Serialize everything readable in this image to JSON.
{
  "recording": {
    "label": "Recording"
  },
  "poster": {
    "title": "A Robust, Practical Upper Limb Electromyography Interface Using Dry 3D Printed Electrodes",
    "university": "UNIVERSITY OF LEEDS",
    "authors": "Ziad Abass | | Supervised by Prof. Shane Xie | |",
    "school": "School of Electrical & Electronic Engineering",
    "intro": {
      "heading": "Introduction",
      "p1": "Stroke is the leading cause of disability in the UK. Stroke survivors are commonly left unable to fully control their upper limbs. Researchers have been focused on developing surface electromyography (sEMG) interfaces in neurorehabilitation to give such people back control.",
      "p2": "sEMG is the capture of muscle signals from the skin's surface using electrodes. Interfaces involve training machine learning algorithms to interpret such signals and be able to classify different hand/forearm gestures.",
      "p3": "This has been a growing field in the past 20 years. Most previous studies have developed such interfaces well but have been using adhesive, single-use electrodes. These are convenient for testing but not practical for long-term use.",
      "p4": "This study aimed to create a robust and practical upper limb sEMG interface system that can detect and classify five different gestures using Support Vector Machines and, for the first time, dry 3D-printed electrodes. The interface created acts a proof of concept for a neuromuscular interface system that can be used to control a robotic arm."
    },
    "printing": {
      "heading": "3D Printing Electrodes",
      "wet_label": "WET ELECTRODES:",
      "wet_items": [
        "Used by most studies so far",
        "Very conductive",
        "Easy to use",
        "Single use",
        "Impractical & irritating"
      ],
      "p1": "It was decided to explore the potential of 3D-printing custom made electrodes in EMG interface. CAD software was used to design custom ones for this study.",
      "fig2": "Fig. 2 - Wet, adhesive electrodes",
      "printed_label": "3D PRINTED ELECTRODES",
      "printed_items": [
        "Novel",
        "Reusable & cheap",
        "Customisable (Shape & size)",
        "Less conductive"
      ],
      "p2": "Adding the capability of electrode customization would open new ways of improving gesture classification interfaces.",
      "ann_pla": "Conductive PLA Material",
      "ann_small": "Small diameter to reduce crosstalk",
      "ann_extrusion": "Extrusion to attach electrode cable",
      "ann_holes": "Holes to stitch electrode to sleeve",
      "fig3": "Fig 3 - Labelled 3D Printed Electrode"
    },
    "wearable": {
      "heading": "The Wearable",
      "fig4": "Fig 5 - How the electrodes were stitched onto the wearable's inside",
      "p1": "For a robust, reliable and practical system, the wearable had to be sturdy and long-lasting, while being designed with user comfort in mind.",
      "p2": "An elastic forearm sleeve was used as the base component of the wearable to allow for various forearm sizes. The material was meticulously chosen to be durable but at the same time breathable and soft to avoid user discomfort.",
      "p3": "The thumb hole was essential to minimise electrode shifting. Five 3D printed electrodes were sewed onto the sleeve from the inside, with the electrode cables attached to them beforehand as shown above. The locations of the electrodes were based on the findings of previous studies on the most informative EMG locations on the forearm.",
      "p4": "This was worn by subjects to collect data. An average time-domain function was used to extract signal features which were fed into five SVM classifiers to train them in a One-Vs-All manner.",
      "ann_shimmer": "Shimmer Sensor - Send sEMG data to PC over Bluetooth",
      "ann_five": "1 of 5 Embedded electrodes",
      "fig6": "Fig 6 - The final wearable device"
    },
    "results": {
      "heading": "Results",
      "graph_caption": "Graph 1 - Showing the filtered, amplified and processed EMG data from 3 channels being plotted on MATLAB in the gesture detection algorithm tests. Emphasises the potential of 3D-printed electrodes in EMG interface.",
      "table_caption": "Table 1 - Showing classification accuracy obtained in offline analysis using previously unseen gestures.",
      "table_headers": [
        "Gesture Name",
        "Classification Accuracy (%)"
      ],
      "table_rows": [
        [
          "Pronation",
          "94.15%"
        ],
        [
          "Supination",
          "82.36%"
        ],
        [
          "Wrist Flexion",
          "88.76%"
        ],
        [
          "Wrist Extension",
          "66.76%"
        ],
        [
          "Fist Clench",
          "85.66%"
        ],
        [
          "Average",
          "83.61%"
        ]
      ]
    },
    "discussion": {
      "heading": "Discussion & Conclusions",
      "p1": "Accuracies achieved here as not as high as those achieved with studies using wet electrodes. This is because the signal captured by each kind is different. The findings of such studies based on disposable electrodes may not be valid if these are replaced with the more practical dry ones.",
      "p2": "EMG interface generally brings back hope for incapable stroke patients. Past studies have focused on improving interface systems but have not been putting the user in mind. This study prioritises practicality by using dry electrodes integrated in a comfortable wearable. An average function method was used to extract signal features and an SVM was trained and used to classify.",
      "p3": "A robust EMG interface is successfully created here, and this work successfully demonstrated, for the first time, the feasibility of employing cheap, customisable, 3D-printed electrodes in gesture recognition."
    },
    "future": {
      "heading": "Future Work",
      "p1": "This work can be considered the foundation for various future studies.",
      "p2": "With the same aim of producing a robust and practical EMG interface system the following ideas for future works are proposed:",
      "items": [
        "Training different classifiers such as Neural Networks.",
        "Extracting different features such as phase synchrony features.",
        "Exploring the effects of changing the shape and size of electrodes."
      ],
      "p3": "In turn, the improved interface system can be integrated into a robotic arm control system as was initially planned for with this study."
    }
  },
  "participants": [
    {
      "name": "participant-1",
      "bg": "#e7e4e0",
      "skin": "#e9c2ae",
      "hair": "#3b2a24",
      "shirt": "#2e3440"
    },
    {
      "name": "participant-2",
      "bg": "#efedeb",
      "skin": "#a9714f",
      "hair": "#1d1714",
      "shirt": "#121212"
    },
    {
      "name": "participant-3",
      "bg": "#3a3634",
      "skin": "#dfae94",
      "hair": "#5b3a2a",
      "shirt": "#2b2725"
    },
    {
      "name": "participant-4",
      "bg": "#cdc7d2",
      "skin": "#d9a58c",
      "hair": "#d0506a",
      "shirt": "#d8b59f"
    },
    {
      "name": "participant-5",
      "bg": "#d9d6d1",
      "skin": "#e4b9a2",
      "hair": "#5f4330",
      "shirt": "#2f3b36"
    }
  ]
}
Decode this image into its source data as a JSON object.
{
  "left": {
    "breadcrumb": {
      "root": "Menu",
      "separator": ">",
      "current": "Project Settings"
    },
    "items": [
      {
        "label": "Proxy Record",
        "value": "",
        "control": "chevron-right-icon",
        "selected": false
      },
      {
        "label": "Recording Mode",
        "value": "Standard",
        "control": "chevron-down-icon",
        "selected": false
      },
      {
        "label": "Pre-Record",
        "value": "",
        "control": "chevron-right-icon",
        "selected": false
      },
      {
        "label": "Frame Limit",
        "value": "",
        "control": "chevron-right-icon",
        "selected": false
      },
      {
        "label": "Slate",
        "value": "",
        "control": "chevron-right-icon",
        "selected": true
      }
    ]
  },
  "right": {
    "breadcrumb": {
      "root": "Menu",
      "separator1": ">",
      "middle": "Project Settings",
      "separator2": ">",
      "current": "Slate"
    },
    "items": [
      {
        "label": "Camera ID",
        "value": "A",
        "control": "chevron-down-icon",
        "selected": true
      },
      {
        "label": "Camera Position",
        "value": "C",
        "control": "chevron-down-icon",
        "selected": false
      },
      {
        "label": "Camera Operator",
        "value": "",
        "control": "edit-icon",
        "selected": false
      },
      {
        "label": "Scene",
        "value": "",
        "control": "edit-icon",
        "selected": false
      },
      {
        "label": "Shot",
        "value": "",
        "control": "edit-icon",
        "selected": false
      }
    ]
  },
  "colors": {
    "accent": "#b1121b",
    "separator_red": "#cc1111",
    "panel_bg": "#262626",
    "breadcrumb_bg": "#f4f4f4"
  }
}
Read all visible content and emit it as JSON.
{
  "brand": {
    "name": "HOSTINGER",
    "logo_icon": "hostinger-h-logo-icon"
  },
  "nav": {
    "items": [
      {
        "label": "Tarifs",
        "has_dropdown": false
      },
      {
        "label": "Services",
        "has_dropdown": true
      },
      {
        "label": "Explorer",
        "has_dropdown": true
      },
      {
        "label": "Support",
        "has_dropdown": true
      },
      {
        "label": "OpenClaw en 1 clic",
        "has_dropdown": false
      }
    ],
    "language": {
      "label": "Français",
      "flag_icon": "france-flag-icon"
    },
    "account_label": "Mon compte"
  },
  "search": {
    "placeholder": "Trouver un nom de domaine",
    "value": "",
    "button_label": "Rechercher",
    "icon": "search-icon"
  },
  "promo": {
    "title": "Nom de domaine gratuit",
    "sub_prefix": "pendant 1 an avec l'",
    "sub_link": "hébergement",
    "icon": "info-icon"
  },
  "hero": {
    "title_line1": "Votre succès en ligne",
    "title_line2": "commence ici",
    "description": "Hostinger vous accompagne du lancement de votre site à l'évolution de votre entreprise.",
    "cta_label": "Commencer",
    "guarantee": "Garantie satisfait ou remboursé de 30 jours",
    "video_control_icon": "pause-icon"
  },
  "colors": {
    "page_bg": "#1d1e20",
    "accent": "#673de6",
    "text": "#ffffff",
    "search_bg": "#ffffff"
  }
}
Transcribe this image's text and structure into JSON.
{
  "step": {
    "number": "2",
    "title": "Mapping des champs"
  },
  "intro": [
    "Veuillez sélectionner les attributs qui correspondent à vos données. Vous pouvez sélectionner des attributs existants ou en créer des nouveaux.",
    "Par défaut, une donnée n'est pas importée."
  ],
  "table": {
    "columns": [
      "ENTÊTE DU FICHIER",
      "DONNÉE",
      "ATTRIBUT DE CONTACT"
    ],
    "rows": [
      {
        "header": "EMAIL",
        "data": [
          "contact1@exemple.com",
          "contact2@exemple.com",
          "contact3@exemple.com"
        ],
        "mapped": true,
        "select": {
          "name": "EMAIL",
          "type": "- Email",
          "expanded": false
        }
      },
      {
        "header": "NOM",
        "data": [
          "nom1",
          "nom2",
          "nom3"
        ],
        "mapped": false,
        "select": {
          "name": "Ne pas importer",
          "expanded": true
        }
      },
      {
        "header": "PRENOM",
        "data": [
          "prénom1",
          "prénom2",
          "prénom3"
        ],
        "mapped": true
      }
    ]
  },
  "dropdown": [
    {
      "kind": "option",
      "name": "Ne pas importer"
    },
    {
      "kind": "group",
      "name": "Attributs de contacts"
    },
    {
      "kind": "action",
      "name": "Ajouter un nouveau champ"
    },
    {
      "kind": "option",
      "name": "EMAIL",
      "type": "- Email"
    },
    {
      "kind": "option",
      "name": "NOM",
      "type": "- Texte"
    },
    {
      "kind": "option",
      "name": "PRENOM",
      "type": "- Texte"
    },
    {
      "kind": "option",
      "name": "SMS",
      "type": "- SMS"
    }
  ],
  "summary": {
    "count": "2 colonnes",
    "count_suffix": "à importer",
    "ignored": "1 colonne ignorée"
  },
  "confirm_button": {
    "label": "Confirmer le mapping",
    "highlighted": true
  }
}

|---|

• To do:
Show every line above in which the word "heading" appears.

• Answer to the problem:
      "heading": "Introduction",
      "heading": "3D Printing Electrodes",
      "heading": "The Wearable",
      "heading": "Results",
      "heading": "Discussion & Conclusions",
      "heading": "Future Work",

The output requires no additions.